But it’s not just laziness that’s prompted me to write one review - it actually works much better to see and review The Killing as one two-hour episode. Put simply, there’s isn’t enough time in the “Pilot” to properly set up all the characters. The Killing is an intentionally slow-moving show that is filled with really dark moments.
But before going any further, let me just get this out of the way now. The Killing will always be compared to Twin Peaks - it’s inevitable when the two show’s central conceit is virtually identical. That being said, The Killing does an admirable job of distancing itself from the 90’s cult classic. The tone, dialogue, and atmosphere (though still the Pacific Northwest) are strikingly different... with one exception.
I don’t understand why Rosie’s parents had to be notified of their daughter’s death in the exact same way Laura Palmer’s parents were on Twin Peaks. The writers surely knew of Twin Peaks, and they easily could have done something dramatically different. If you don’t know what I’m talking about, head over to my Twin Peaks review and watch the video on the page. It should seem familiar if you’ve watched tonight’s episode of The Killing.
That was my one problem with The Killing. Other than that, the “Pilot” and “The Cage” did a nice job of setting up the show. The characters are all genuine and varied; I especially like Sarah Linden. Actress Mireille Enos does a great job, providing a very human quality to her role. Her facial expressions are equally powerful, and she has a way of bringing depth to even the most basic scenes. Her new partner is a very different character - he came off as intentionally creepy in a few scenes, but I have a feeling he’ll grow on audiences in the weeks ahead.
I was happy to see Billy Campbell’s return to television as politician, Darren Richmond. It’s nice to see him play another power-hungry, ambiguous character, much like his fantastic Jordan Collier on The 4400. Rosie’s parents round out the cast as two other relatable characters with a lot on their plates.
The Killing was filled with dark and heart-wrenching scenes in this two-hour premiere. The Larsens informing their sons about Rosie’s murder was especially hard to watch, and the chilling ending (the reveal of “the cage”) added another layer of bleakness to an already chilling murder.
At the end of the two hours, it’s ultimately hard to judge this one. The Killing is a slow, calculated show, and it didn’t take things too far emotionally. The show has set itself up for success but only if things build quickly from this point forward. On one hand, I’m thrilled with the setup, but on the other hand, I can see this show going the same way as the late Rubicon. For The Killing to succeed, it can’t be afraid to move more quickly and throw in a few plot twists here and there. We’ll see what happens in the coming weeks.

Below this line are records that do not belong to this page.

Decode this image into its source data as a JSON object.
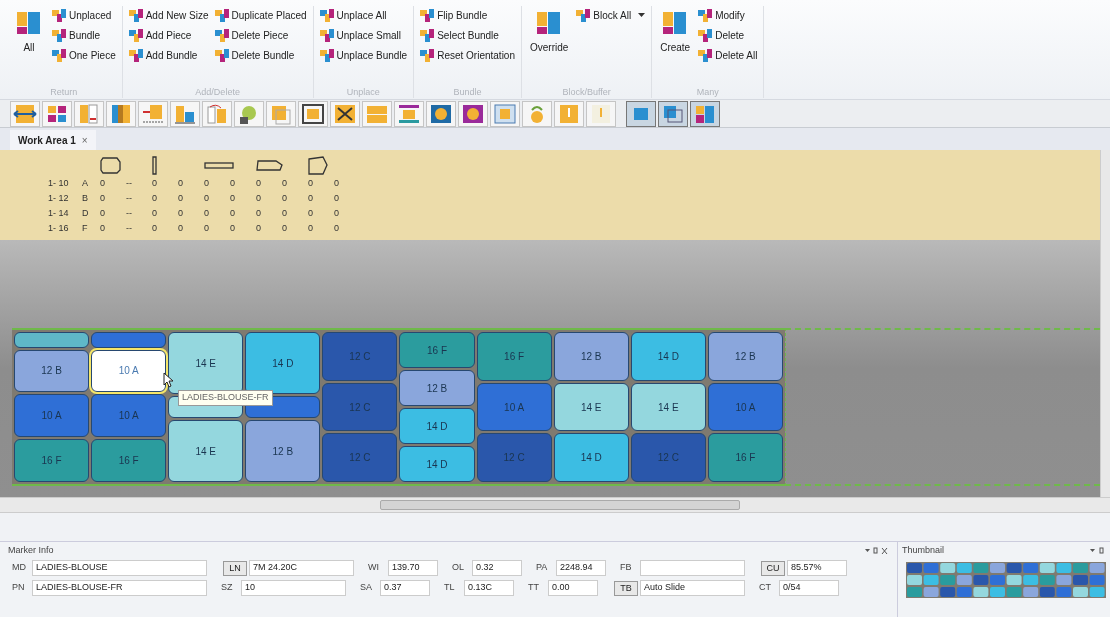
{
  "ribbon": {
    "groups": [
      {
        "title": "Return",
        "large": [
          {
            "label": "All"
          }
        ],
        "small": [
          {
            "label": "Unplaced"
          },
          {
            "label": "Bundle"
          },
          {
            "label": "One Piece"
          }
        ]
      },
      {
        "title": "Add/Delete",
        "small": [
          {
            "label": "Add New Size"
          },
          {
            "label": "Add Piece"
          },
          {
            "label": "Add Bundle"
          },
          {
            "label": "Duplicate Placed"
          },
          {
            "label": "Delete Piece"
          },
          {
            "label": "Delete Bundle"
          }
        ]
      },
      {
        "title": "Unplace",
        "small": [
          {
            "label": "Unplace All"
          },
          {
            "label": "Unplace Small"
          },
          {
            "label": "Unplace Bundle"
          }
        ]
      },
      {
        "title": "Bundle",
        "small": [
          {
            "label": "Flip Bundle"
          },
          {
            "label": "Select Bundle"
          },
          {
            "label": "Reset Orientation"
          }
        ]
      },
      {
        "title": "Block/Buffer",
        "large": [
          {
            "label": "Override"
          }
        ],
        "small": [
          {
            "label": "Block All",
            "dropdown": true
          }
        ]
      },
      {
        "title": "Many",
        "large": [
          {
            "label": "Create"
          }
        ],
        "small": [
          {
            "label": "Modify"
          },
          {
            "label": "Delete"
          },
          {
            "label": "Delete All"
          }
        ]
      }
    ]
  },
  "tab": {
    "label": "Work Area 1",
    "close": "×"
  },
  "piece_table": {
    "rows": [
      {
        "range": "1- 10",
        "code": "A",
        "values": [
          "0",
          "--",
          "0",
          "0",
          "0",
          "0",
          "0",
          "0",
          "0",
          "0"
        ]
      },
      {
        "range": "1- 12",
        "code": "B",
        "values": [
          "0",
          "--",
          "0",
          "0",
          "0",
          "0",
          "0",
          "0",
          "0",
          "0"
        ]
      },
      {
        "range": "1- 14",
        "code": "D",
        "values": [
          "0",
          "--",
          "0",
          "0",
          "0",
          "0",
          "0",
          "0",
          "0",
          "0"
        ]
      },
      {
        "range": "1- 16",
        "code": "F",
        "values": [
          "0",
          "--",
          "0",
          "0",
          "0",
          "0",
          "0",
          "0",
          "0",
          "0"
        ]
      }
    ]
  },
  "marker": {
    "columns": [
      [
        {
          "color": "#5fb8c8"
        },
        {
          "label": "12 B",
          "color": "#8aa6dc"
        },
        {
          "label": "10 A",
          "color": "#2f6fd6"
        },
        {
          "label": "16 F",
          "color": "#2b9c9e"
        }
      ],
      [
        {
          "color": "#2f6fd6"
        },
        {
          "label": "10 A",
          "color": "#ffffff",
          "selected": true
        },
        {
          "label": "10 A",
          "color": "#2f6fd6"
        },
        {
          "label": "16 F",
          "color": "#2b9c9e"
        }
      ],
      [
        {
          "label": "14 E",
          "color": "#94d7de"
        },
        {
          "color": "#9ad9e0"
        },
        {
          "label": "14 E",
          "color": "#94d7de"
        }
      ],
      [
        {
          "label": "14 D",
          "color": "#3cbde3"
        },
        {
          "color": "#2f6fd6"
        },
        {
          "label": "12 B",
          "color": "#8aa6dc"
        }
      ],
      [
        {
          "label": "12 C",
          "color": "#2a57ab"
        },
        {
          "label": "12 C",
          "color": "#2a57ab"
        },
        {
          "label": "12 C",
          "color": "#2a57ab"
        }
      ],
      [
        {
          "label": "16 F",
          "color": "#2b9c9e"
        },
        {
          "label": "12 B",
          "color": "#8aa6dc"
        },
        {
          "label": "14 D",
          "color": "#3cbde3"
        },
        {
          "label": "14 D",
          "color": "#3cbde3"
        }
      ],
      [
        {
          "label": "16 F",
          "color": "#2b9c9e"
        },
        {
          "label": "10 A",
          "color": "#2f6fd6"
        },
        {
          "label": "12 C",
          "color": "#2a57ab"
        }
      ],
      [
        {
          "label": "12 B",
          "color": "#8aa6dc"
        },
        {
          "label": "14 E",
          "color": "#94d7de"
        },
        {
          "label": "14 D",
          "color": "#3cbde3"
        }
      ],
      [
        {
          "label": "14 D",
          "color": "#3cbde3"
        },
        {
          "label": "14 E",
          "color": "#94d7de"
        },
        {
          "label": "12 C",
          "color": "#2a57ab"
        }
      ],
      [
        {
          "label": "12 B",
          "color": "#8aa6dc"
        },
        {
          "label": "10 A",
          "color": "#2f6fd6"
        },
        {
          "label": "16 F",
          "color": "#2b9c9e"
        }
      ]
    ],
    "tooltip": "LADIES-BLOUSE-FR"
  },
  "marker_info": {
    "title": "Marker Info",
    "rows": [
      [
        {
          "label": "MD",
          "value": "LADIES-BLOUSE",
          "button": false
        },
        {
          "label": "LN",
          "button": true,
          "value": "7M 24.20C"
        },
        {
          "label": "WI",
          "value": "139.70",
          "button": false
        },
        {
          "label": "OL",
          "value": "0.32",
          "button": false
        },
        {
          "label": "PA",
          "value": "2248.94",
          "button": false
        },
        {
          "label": "FB",
          "button": false
        },
        {
          "label": "CU",
          "button": true,
          "value": "85.57%"
        }
      ],
      [
        {
          "label": "PN",
          "value": "LADIES-BLOUSE-FR",
          "button": false
        },
        {
          "label": "SZ",
          "value": "10",
          "button": false
        },
        {
          "label": "SA",
          "value": "0.37",
          "button": false
        },
        {
          "label": "TL",
          "value": "0.13C",
          "button": false
        },
        {
          "label": "TT",
          "value": "0.00",
          "button": false
        },
        {
          "label": "TB",
          "button": true,
          "value": "Auto Slide"
        },
        {
          "label": "CT",
          "value": "0/54",
          "button": false
        }
      ]
    ]
  },
  "thumbnail": {
    "title": "Thumbnail"
  }
}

Also, on a quick side note, I loved the Breaking Bad: Season 4 spot with Bryan Cranston; I can’t wait for that show to return... and the promo was followed by a new Scream 4 spot! I’m usually not this excited by tv commercials, I swear.
But anyway, as I mentioned, The Killing did a nice job setting up a mystery that can go in any direction. I look forward to finding out where this one’s headed. What did you think? Please share your thoughts in the comments below.